What I found really exciting. Red cabbage can turn eggs green? What?
It didn’t occur to me until part way through the process that I should be taking pictures, but here’s what I did:
1) I chopped about 1 1/2 cups of red cabbage, added it to a pot with a tiny bit of water on the bottom and simmered it for about 10 minutes, adding a splash of water when needed to prevent scorching.
2) I used my immersion blender to puree it, and then pushed it through a fine strainer to squeeze out the beautiful purpleness.
3) I separated a bunch of eggs…
4) …and added a couple scoops of the purpleness to the whites.
5) Then the kids got mixing.
Apparently, the green comes via a chemical reaction relating to the pH levels. Here’s what I found:
“Naturally, red cabbage has a colour somewhere between red and purple, depending on the pH-value of the soil it is growing in. This colour change occurs due to the pigment flavin, which belongs to a group of water soluble plant pigments called anthocyanins (For those of you, that don’t know what the pH value refers to, it is the measure of the acidity (pH < 7) or basicity (pH > 7) of an aqueous solution). In this Instructable, we are making use of the fact, that flavin is a natural pH indicator and that egg white has a pH value of about 8. These slightly alkaline condition result in a colour change to a blueish-green.”
How cool is THAT?
6) I then spooned some
egg whites egg greens into the pan, and carefully spooned a yolk on top, flipping carefully when the time came. (They look less green in this photo for some reason, but they were actually quite green in reality.)
7) I tried to make the ham green, but it only made it purple. Clearly, the ham didn’t have the right pH to cause the reaction. Great science lesson! We talked about pH levels in pools and how our eyes can be red when the pH is off, and perfectly clear when the pH is right.
We all enjoyed our breakfast immensely!
Caleb declared that it smelled like I was cooking chinese food for breakfast, I guess because of the cabbage smell. But they tasted like …eggs, perhaps a slight bit sweeter. All five of us ate them up and declared breakfast a great success!
Now this has me thinking about pH levels and experiments we can do with them. Maybe planting seeds in soils of varying pH levels to see what happens…? I think it’s all pretty cool.

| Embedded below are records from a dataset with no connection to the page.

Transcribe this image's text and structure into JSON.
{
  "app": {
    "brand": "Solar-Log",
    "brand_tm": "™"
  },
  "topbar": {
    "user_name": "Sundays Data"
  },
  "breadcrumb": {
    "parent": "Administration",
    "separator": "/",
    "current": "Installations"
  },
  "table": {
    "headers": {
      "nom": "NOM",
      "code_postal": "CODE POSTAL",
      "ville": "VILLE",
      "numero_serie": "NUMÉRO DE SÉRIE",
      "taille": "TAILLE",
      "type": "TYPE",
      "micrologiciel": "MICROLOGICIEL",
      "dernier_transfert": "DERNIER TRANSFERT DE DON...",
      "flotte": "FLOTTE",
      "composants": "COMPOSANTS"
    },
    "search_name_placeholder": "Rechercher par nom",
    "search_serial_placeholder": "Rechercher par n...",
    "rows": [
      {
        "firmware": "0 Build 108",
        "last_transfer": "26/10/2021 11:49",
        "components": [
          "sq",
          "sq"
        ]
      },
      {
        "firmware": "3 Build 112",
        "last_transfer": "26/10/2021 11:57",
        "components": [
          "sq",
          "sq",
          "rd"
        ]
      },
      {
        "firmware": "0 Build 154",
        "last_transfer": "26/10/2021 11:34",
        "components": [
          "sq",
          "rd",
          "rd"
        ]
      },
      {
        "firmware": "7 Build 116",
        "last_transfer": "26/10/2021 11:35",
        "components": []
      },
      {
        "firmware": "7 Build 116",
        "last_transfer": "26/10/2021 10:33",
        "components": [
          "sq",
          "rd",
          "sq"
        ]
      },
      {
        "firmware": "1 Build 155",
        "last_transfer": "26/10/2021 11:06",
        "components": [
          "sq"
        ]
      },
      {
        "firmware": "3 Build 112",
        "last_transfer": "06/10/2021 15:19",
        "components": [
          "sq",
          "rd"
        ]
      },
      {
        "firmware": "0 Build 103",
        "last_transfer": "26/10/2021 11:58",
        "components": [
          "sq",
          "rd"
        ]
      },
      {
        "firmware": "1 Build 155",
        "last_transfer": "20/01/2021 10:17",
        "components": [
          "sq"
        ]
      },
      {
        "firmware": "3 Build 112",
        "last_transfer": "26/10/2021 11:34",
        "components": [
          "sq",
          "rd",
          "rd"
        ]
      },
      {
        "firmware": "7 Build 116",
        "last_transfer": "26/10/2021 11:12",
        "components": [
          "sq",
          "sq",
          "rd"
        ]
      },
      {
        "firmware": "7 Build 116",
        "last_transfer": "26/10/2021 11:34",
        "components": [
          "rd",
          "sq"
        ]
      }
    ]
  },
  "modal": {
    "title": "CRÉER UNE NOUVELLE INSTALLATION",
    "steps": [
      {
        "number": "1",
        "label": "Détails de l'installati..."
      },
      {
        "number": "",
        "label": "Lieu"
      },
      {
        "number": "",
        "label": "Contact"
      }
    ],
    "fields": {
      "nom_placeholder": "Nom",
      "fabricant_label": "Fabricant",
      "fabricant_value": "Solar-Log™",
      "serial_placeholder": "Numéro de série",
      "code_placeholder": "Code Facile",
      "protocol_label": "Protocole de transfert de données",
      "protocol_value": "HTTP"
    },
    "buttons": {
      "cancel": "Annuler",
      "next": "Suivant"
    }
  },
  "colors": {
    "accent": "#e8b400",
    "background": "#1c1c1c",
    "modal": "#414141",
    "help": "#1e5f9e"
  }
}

It’s a snow day here in Nova Scotia (we’re finally getting our winter), and I’ve declared it a Funday Friday — because I can (the homeschoolers among you know what I’m talking about). My brood is out in the snow now, a bit of shoveling, bringing in some wood and of course, playing! Later, we’ll do some crafts – maybe draw some Dr. Seuss characters? We’ll watch ‘Horton Hears a Who’ this afternoon, and probably do a read-aloud of Green Eggs and Ham. It’s days like this that my kids will look back on with fondness.
And now I’m off to clean up the post-breakfast mess. A small price to pay for all the smiles.
Happy Birthday Dr. Seuss!